## PROVIDED DATA
↓
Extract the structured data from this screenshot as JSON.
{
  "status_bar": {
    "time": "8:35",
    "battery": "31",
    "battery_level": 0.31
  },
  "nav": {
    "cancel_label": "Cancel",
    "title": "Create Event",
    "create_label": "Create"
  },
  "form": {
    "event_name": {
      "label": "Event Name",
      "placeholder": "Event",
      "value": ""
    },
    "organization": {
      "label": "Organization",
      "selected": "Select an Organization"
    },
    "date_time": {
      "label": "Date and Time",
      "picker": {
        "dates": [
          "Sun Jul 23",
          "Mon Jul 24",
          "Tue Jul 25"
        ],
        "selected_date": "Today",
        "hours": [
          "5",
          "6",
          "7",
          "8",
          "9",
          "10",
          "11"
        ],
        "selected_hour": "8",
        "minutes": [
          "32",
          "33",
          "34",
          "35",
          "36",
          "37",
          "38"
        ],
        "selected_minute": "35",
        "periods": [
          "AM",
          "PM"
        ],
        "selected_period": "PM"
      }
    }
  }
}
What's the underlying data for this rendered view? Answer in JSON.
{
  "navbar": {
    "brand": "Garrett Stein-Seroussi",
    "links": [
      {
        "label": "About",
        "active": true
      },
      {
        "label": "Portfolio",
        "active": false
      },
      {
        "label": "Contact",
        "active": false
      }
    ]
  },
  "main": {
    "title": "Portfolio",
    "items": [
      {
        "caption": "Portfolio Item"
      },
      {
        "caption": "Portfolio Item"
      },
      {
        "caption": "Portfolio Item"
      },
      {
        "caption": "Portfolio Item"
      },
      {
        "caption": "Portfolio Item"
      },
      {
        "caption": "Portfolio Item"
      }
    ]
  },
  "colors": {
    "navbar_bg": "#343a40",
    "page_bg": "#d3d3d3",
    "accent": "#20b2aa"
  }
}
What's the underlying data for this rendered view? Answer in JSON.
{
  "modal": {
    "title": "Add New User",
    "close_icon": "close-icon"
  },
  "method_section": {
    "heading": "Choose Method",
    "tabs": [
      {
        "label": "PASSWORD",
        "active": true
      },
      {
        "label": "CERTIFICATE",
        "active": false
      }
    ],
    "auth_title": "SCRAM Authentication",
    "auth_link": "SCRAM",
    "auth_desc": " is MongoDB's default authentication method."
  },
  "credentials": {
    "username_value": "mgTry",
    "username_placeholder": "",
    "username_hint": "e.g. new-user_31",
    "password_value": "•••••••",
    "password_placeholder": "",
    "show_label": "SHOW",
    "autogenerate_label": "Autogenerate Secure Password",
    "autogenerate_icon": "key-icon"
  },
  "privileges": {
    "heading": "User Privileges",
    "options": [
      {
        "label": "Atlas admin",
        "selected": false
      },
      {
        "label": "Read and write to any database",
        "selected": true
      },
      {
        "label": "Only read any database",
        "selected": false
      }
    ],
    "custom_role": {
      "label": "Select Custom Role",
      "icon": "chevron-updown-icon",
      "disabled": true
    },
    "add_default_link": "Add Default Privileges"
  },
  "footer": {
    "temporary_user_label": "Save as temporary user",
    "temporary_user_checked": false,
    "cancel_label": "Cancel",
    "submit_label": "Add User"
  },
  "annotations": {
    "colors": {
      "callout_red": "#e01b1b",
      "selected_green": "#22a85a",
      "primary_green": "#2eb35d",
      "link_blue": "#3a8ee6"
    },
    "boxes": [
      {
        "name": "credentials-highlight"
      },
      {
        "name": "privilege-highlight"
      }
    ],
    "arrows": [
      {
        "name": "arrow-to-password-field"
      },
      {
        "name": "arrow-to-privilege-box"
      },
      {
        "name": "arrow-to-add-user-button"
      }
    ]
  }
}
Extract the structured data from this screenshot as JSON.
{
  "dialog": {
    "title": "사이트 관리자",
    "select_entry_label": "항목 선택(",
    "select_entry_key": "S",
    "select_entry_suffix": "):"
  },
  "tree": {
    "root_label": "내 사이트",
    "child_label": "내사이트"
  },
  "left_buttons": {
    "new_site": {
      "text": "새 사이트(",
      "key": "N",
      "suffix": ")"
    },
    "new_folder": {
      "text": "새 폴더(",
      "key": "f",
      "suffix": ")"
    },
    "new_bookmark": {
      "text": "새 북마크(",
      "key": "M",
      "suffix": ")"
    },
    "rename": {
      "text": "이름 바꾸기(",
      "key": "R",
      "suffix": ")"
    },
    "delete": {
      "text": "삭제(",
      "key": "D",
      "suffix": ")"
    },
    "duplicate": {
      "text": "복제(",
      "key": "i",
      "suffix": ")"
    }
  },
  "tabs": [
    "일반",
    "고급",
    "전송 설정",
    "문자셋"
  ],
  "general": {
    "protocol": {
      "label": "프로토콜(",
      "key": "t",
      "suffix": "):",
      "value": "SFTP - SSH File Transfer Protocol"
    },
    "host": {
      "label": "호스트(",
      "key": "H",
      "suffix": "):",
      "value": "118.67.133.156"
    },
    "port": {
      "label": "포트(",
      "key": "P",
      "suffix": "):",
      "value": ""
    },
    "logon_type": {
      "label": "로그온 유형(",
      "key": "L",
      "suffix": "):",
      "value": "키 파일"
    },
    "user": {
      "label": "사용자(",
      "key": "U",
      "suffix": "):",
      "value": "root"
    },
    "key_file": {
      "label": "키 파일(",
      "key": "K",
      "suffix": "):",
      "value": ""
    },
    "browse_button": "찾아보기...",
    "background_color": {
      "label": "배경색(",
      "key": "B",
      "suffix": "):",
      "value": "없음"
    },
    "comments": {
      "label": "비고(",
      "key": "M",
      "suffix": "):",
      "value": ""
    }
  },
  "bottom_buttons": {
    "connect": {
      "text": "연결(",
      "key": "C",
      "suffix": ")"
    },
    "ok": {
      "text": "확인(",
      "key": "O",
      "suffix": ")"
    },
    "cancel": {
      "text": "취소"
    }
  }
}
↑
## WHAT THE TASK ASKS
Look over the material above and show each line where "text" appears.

## OUTPUT FOR THIS EXERCISE
      "text": "새 사이트(",
      "text": "새 폴더(",
      "text": "새 북마크(",
      "text": "이름 바꾸기(",
      "text": "삭제(",
      "text": "복제(",
      "text": "연결(",
      "text": "확인(",
      "text": "취소"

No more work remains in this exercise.